My simple request of Ministers today is that they summon the confidence to target support where it is needed most. The Chief Secretary said today to the House that he would not do that because a number of questions need answering. I may be old-fashioned—I hope he listens, as he leaves the Chamber—but I am sure it is for Ministers to answer the questions, not to sit back and wait for others to do their homework for them. If the Chief Secretary is not willing to provide sector-specific support, perhaps he could set out at the Dispatch Box why he is not willing to do that, as opposed to posing questions to Members in this House and deflecting from the call to arms.
Supporting the industrial foundations needed for our recovery and our future growth is right not just in terms of industrial policy, but in terms of spending taxpayers’ money.
The Government are understandably borrowing significant amounts of money, but they must spend every pound prudently. Wasting a few billion here and a few billion there is not acceptable when there are so many jobs and businesses on the line.

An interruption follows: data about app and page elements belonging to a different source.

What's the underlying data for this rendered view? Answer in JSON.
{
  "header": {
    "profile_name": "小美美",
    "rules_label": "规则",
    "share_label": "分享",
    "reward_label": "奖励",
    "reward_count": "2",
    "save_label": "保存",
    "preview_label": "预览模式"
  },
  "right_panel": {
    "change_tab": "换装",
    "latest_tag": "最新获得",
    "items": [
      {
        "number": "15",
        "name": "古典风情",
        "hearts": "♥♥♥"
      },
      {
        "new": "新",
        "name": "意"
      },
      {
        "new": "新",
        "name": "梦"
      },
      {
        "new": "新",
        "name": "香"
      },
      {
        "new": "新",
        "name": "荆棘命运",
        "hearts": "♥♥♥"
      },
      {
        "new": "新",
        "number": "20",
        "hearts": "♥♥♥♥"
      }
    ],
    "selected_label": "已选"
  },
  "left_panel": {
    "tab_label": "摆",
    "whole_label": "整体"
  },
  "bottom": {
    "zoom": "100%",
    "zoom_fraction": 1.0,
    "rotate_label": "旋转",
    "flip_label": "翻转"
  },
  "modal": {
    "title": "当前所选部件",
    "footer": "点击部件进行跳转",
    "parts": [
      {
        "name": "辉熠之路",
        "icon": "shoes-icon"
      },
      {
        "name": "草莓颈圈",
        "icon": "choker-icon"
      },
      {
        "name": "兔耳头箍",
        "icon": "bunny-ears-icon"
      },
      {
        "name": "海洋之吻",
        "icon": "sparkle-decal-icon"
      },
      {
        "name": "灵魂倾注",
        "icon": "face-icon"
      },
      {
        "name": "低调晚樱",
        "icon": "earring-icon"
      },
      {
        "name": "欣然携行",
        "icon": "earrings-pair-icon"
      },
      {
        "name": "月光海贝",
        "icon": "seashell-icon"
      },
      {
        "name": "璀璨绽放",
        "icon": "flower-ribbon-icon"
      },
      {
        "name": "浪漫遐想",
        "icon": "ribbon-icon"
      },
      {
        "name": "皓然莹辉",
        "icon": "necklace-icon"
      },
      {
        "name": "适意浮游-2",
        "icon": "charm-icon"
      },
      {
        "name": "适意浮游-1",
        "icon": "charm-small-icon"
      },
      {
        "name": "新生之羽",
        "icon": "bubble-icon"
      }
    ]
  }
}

Ministers today might refer to HMRC reports that an estimated £3.5 billion has been fraudulently claimed from the furlough scheme, but that is the obvious pitfall of an open-to-all scheme. Bespoke packages of support to strategically important sectors would be negotiated directly with those businesses, with the due diligence and obligations that come with that. I hope that Ministers, too, will have the sophistication to differentiate support for the strategically important sectors—important for the foundations of our economy and our future growth—and the vast number of jobs in the broader economy that fish around them. If strategically important sectors cannot reopen or get back to work, the knock-on effect for bus drivers, security guards, coffee shops and the like, as well as the hospitality, creative and tourism sectors that rely on workers having money to spend, is clearly significant.
I have confidence that the Government are able to meet those challenges. In addition to sector-specific support, including for sectors that will take longer to reopen, that means two things. First, we need to ensure that we have an adequate test and trace system that gives employers, workers and unions the confidence to return to the workplace. It is not working; getting it right is crucial to retaining jobs in the economy. Secondly, we need the Chancellor to bring forward a fiscal investment in people, as well as a fiscal investment in infrastructure, with proper redundancy support services attached to skills and training opportunities in every part of the country.
British businesses are up for that challenge, from bringing forward R&D projects and decarbonising to pulling together in the national interest. This pandemic has shown the powerful partnership that can be formed between Government, businesses, workers and unions during times of crisis. We should try to hold on to that collective endeavour as we seek to recover and build the British economy, but that requires Ministers to step up to that challenge, to answer the questions that are being posed of them, and to take the necessary action to protect jobs and businesses across the whole of the country.